In the previous article, we looked at major supply chain challenges faced by several manufacturing sub-verticals during the height of the pandemic.
Will the effects resulting from the pandemic be long-lasting? What role does technology play in helping manufacturing businesses prevent or at least minimise the impact? Let's find out in today's article.
How technology can help mitigate the impacts
Manufacturers are starting to invest more in technology. This seems to be the most feasible option to reduce the pressure of demand. Bruno Pfeiffer, a partner for supply chain and network operations at Deloitte Switzerland, said manufacturers can now use technologies such as digital platforms to predict, plan and share data on their supply chains.
Software such as Microsoft Cloud for Manufacturing can help companies better integrate real-time data, proactively reduce risk, and better understand the impact of decisions while allowing them to create digital twins for their supply chains to understand the impact of upstream and downstream activities. They can use this data to create contingency plans that automate your risk response.
Manufacturers can also leverage artificial intelligence to assess the risk of suppliers by analysing real-world events. If a secondary supplier drops unexpectedly, manufacturers are notified and can quickly identify alternative suppliers to minimise supply chain disruption.
Researchers in the Manufacturing Analytics group at the Institute for Manufacturing are using artificial intelligence and the Internet of Things to create agent-based systems that make supply chains smarter and more efficient.
Agents can be programmed to use algorithms to share data, predict results, and negotiate with other agents to timely react to changing demands, such as adjusting order quantities and delivery times.
And agents can be added to existing systems. This is known as an "autonomous supply chain." Applying this approach opens the market to everyone, from SMEs to large multinationals.
The use of technology and strategies, such as autonomous supply chains, is going to be vital for manufacturers in the future. Manufacturers must continue to collect and use data to predict, mitigate, and overcome any obstacles in the future.
Blockchain technology is another promising solution for manufacturers due to its fast, distributed, and highly secure network that only authorized network members can access. Implementing blockchain into supply chain sensors can help vendors gain maximum visibility at every production stage.

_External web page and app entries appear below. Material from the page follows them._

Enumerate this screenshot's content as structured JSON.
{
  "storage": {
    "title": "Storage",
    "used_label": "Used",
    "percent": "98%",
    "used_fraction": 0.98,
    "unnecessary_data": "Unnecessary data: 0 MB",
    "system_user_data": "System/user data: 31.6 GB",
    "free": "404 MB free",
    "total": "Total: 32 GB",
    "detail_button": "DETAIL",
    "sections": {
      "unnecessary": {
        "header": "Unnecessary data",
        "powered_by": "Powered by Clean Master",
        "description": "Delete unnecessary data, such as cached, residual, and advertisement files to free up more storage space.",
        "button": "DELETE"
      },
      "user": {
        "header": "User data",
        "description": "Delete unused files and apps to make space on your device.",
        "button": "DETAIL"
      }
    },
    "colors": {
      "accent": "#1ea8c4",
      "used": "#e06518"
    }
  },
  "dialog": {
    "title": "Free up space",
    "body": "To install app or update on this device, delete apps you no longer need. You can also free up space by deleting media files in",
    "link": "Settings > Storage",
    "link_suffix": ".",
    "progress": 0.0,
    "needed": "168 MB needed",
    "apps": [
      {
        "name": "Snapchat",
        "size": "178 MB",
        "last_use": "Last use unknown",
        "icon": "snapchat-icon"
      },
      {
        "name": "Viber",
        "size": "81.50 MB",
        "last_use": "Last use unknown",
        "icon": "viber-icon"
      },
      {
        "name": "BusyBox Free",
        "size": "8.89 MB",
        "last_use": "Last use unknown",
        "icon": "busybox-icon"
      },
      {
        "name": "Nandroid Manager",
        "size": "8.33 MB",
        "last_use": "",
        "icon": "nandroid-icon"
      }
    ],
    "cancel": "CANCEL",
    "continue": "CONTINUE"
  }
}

A blockchain supply chain can help manufacturers record price, date, location, quality, certification, and other important information so that the supply chain can be better managed.
When this information becomes readily available upon request, it will make it easier to track where materials come from, cut down on losses from counterfeit and grey market goods, improve visibility, maintain compliance, and potentially help manufacturers to lead in their respective industries.
The bright side
The massive disruptions on a global scale forced companies to re-evaluate their business strategies and seek suppliers closer to home. For the first time in a long time, manufacturers are focusing on developing advanced supply chain strategies and making them an integral part of a manufacturing business. They are also exploring how digital technologies can help manage supply chain disruptions.
Leveraging currently available data and advanced technologies like artificial intelligence, blockchain, and the Internet of things can allow manufacturers to track their shipments, monitor changes, and make informed decisions in real-time.
The value gained, thanks to better efficiency, is shared across the whole supply chain. Want to learn more about ERP, the supply chain, and cloud-based solutions to optimise costs and business processes? Check out our whitepaper below!